In "Why Perversion" Ruth Stein explores the realm of perversion and perversity in a paper that will serve as the point of departure for our discussion in this, the third IARPP online colloquium. Stein takes up a term she knows and feels is controversial and brings her readers into a paradox that interests her. This term is necessary but compromised, useful but unstable. Our hope and hers is that the panelists and those of you who will be following and contributing to the discussion will enter this charged, contested and unstable place in order to engage with this most difficult and complex concept.
For Stein, "perversion" is a profoundly relational mode of experience, and one that is "relationally intentional" as well.
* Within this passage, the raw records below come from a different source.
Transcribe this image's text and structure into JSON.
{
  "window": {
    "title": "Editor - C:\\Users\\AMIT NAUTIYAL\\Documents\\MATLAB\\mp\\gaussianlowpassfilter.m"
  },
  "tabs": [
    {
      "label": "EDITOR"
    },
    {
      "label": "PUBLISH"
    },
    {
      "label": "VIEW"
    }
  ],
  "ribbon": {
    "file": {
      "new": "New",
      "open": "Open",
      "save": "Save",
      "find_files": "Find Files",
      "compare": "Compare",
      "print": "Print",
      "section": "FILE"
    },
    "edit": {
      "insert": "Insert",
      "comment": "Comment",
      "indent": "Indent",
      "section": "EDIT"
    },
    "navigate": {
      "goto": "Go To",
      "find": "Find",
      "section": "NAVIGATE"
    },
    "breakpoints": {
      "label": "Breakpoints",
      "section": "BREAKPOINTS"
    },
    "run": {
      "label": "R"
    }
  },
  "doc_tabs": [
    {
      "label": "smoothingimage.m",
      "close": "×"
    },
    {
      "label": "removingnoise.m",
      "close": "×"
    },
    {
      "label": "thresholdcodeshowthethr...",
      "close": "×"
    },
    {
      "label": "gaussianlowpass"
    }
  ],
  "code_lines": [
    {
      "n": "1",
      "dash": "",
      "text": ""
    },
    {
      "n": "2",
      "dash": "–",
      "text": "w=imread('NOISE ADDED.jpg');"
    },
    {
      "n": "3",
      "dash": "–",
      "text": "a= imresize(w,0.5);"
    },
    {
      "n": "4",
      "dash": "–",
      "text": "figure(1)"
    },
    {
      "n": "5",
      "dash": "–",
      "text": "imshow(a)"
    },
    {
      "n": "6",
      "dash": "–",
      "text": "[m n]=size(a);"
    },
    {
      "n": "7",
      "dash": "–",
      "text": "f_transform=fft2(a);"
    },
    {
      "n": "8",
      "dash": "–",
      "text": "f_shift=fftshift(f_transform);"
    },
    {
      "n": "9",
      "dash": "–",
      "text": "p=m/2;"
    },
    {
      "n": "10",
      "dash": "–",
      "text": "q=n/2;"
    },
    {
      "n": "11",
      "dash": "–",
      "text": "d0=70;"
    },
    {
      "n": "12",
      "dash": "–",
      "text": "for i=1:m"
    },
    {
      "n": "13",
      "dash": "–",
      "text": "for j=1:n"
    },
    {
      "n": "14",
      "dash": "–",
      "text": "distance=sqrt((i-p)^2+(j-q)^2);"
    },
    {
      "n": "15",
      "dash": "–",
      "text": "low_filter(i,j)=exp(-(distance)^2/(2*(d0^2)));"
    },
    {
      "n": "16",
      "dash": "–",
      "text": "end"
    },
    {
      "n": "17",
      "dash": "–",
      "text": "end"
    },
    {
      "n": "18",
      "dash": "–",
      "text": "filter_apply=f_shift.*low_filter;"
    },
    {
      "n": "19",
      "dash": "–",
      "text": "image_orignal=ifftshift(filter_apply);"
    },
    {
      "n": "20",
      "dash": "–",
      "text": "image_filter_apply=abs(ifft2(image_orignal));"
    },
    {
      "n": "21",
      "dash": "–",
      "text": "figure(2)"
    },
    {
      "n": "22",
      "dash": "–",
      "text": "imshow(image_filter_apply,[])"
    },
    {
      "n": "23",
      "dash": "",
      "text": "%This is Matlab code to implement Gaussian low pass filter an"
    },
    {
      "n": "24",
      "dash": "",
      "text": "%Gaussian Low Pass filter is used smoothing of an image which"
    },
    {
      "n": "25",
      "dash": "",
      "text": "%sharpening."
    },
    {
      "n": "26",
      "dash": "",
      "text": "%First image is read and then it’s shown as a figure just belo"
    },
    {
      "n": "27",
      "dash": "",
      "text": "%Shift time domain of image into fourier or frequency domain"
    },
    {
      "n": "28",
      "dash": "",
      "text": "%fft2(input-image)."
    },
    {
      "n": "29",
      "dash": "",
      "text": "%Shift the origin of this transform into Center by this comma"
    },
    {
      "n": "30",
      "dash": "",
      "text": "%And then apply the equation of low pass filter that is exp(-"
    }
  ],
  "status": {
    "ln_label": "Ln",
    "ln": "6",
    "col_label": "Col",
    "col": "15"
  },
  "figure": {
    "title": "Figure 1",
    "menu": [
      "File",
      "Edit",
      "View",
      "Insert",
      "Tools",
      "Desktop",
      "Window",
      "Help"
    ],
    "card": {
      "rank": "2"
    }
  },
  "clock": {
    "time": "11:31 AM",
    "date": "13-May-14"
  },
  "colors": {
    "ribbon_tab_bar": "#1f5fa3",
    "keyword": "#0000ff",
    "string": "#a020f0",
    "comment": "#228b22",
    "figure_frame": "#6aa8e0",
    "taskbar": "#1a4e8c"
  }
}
An extended psychoanalytic case illustration serves as the centerpiece of this exposition of the perverse, in which Stein attempts to distinguish perversion from other forms of psychic life and relatedness for which it may be mistaken, and to define and delineate the multifaceted quality of perversion as it shapes, grips and distorts human relationships. The process is vividly portrayed in the unique form of magnification provided by the reactor-like transference/countertransference matrix in which a psychoanalytic process unfolds.
As Stein notes, her analyses of Alice illustrates some characteristics of a perverse structure, as well as processes that helped unpack and modify it. During these processes of dismantlement, components of perversion were coming apart, thereby revealing what it was made of.
Through this paper, Stein to invites us to enter the "perverse experience", to witness it and consider its nuances, its seductions and its dangers. In so doing, she offers us all an opportunity to deepen our grasp of this realm of experience, and to consider together how we might usefully live and work through such processes with our patients.
Because the term "perversion" is so loaded with history, with primary process, with morality and ideology and with clinical potency, we wanted to bring together a very wide ranging panel. This group is an exciting collection of thinkers and clinicians from quite distinct theoretical traditions, with different clinical practices and different ways of writing and communicating. Jeanne Wolff Bernstein, Mark Blechner, Gilbert Cole, Muriel Dimen, Gerald Fogel, Jill Gentile, Joyce Mcdougall, Barbara Pizer, Charles Spezzano, Paul Williams, and Lynne Zeavin will address the issues raised by Ruth Stein's paper and no doubt the issues raised by the dialogue we hope to develop,
We invite you all to read "Why Perversion," and to participate actively with us in the discussion that will begin when our panelists begin posting their reflections on the paper on November 15.
The IARPP has convened a distinguished panel who will be gathering online for a three-week discussion of the various issues raised by this paper.
This discussion will begin on 11/15/03. We are especially delighted that Ruth Stein, the paper's author, will be participating and that Adrienne Harris and Anthony Bass have agreed to serve as the moderators for this online panel discussion. The panelists, selected specifically for this Colloquium, are Jeanne Wolff Bernstein, Mark Blechner, Cynthia Dyess, Gilbert Cole, Muriel Dimen, Gerald Fogel, Jill Gentile, Joyce Mcdougall, Barbara Pizer, Charles Spezzano, and Lynne Zeavin
Members* of IARPP may access the paper and discussion using the following link: http://iarpp.net/archive/index.html.
The IARPP Colloquia Series is one of the many benefits of membership in IARPP. If you are not yet a member, click on the Membership area of this site for more information and an application.
* Please refer to the specific instructions that were sent to all IARPP members.
CE credit is available for Ph.D.s and MSW's. Information on how to process application for CE will be posted at the conclusion of the discussion.